If you are like me you already have some strong opinions about poverty. And by “strong” I don’t mean your opinions are particularly loud or obnoxious, but that they are deeply-seated and fundamental to how you see the world. You might think of poverty as being a structural problem, stemming from from systemic racism and sexism. You might think it is a cultural problem, caused, in part, from fatherless homes and substance abuse. You might see it as a moral failing. You might see it as a predictable outcome of a process of globalization and consolidation in industry. These, and several other theories of poverty, arise repeatedly in contemporary debate.
Michael Tanner, Senior Fellow at the Cato Institute, does us a great service by dedicating the first half of his book, The Inclusive Economy: How to Bring Wealth to America’s Poor, to a deep dive into the various historical and contemporary views on poverty. He brings data to bear on the question and essentially demonstrates that each of the various theories are incomplete or ineffective from a policy perspective. He certainly challenged some deep-seated views I’ve held on the subject, and for that I am grateful.
The second half of the book is a detailed articulation of Tanner’s policy recommendations. Tanner rejects the pessimistic view that poverty is inescapable, that the only policy discussion worth having is how to design an efficient program for redistribution. Observing that, “The best thing that government can do now, therefore, is to stop doing all the bad things it currently does,” he proposes libertarian reforms in five basic areas: criminal justice, education, zoning and land use, impediments to savings, and taxes/regulations, showing how each one would help the poor. It is a compelling argument.

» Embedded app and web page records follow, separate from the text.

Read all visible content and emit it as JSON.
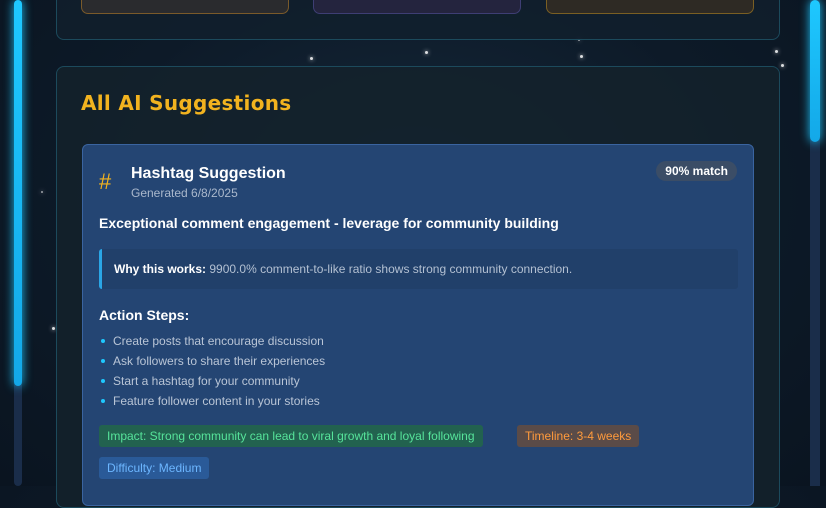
{
  "section": {
    "title": "All AI Suggestions"
  },
  "suggestion": {
    "icon": "hash-icon",
    "icon_glyph": "#",
    "title": "Hashtag Suggestion",
    "generated": "Generated 6/8/2025",
    "match": "90% match",
    "headline": "Exceptional comment engagement - leverage for community building",
    "why_label": "Why this works:",
    "why_text": "9900.0% comment-to-like ratio shows strong community connection.",
    "steps_title": "Action Steps:",
    "steps": [
      "Create posts that encourage discussion",
      "Ask followers to share their experiences",
      "Start a hashtag for your community",
      "Feature follower content in your stories"
    ],
    "impact": "Impact: Strong community can lead to viral growth and loyal following",
    "timeline": "Timeline: 3-4 weeks",
    "difficulty": "Difficulty: Medium"
  },
  "colors": {
    "accent_gold": "#f2b31f",
    "accent_cyan": "#1ec8ff",
    "card_bg": "#244573"
  }
}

As mentioned before, this is not an breezy read. If you are like me, you’ll put it down and ponder what you’ve read for a while, as your preconceptions are challenged. But it is an important book, one worth reading, and one I hope more policy-makers read as well.